"A long time ago I was at the Reagans' house. Ron, Jr was toddling around and Patti was about five or something, and (Ronald Reagan) and I were talking about economics or something related, and I told him he'd made a very good talk at a meeting of the Palos Verdes Woman's Club. Then I pointed out that California was going to have an open U.S. Senate seat and that I thought he should run for it.

He said he wasn't interested, but I argued that he could easily be elected, because the only thing a candidate had to do to win a race was to be able to handle himself well on camera, something Mr. Reagan had been doing for years. After all, I said to him, look how well that young senator from Massachusetts (JFK) is using television in his campaign.

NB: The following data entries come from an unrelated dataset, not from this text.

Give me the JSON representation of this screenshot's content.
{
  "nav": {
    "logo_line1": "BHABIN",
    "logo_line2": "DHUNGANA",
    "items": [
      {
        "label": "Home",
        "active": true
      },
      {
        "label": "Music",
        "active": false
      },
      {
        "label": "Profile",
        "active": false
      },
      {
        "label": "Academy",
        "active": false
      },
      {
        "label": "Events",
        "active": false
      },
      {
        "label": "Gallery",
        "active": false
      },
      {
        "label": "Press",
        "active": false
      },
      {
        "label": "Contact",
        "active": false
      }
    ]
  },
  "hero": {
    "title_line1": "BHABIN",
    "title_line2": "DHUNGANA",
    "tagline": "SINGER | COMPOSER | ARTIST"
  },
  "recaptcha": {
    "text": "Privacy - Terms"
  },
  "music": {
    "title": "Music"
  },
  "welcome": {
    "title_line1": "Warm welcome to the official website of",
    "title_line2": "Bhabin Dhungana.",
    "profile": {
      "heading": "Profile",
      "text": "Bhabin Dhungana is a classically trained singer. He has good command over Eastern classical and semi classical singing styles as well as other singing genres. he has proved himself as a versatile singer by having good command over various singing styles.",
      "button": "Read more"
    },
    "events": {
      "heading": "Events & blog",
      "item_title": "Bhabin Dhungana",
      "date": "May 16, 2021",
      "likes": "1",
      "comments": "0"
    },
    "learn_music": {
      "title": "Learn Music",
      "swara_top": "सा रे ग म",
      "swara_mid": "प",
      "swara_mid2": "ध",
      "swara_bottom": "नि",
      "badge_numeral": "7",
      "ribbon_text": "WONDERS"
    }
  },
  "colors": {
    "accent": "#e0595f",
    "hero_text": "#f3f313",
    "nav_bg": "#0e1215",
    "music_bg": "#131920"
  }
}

But he insisted he wasn't interested in holding political office. As it turned out, another actor, George Murphy, ran for the Senate and won. He was the actor who years earlier had introduced Bob to Delores Hope."

She also told me that she was at the Reagans' house on the day of JFK's funeral and watched the television coverage with them. She was no JFK fan, and she says that the Reagans' comments on that day were pretty harsh...of course she agreed with them, but...


Dickens can look pretty cute when he's all cleaned up for a show. Here he is with Jane at their first "A" show. Posted by Hello
It's the end of an era. Lemon Drop -- aka "Dickens" now he officially belongs to another little girl. Jane rode him for three years and he taught her so much. Now she's ready to move up to a younger, "better' pony, but we're glad he will be staying at Fiesta Farm. Posted by Hello
And a final message from the Granju family on this, the 60th anniversary of D-Day. This is Elliot on Edisto Beach. Posted by Hello


With the unveiling of the new WWII memorial and the 60th anniversary of D-Day, my attention has been drawn again to the sacrifices made by American soldiers in WWII. Never before or since has America been involved in a more necessary and heroic enterprise. When I hear my children’s French grandfather describe his childhood in Annemasse under Nazi occupation, I try to explain to the kids what it meant to Europeans when Americans stormed the beaches on D-Day. In fact, my two oldest children are at Normandy today, June 6, with their grandparents. I hope that they return home with a deeply personal understanding of the bravery of the Americans who fought on that day and every day of the war.

But it makes me sad to see the nearly 4,000 soldiers being deployed to Iraq from East Tennessee this week. Their willingness to serve and their bravery are unquestionable. In this way, they are like those who fought in WWII. But their mission is far less clear, and that makes me angry on their behalf. Like most Americans (even those of us of a liberal stripe), I fully supported sending troops in to take out the Taliban in Afghanistan, but I still feel betrayed by the way Americans’ willingness to do what was necessary to root out Al Qaeda was manipulated to get us into a war in Iraq. I struggle with how to demonstrate the proper respect for and support of my neighbors who will soon be on the ground in Iraq even as I believe their sacrifices are being made in pursuit of a Bush foreign policy that will bear bitter fruit in coming decades – the decades during which my sons and daughter will come of age.

I want my children to believe – as I do – that there are things in life worth dying for. But I also want them to know that there are other things that aren’t. And I want them to grow up with American leadership that knows the difference.

Elliot, age 6, with his grandpere, Jean Pierre Granju Posted by Hello
Jane, age 8 Posted by Hello
Henry, age 12 Posted by Hello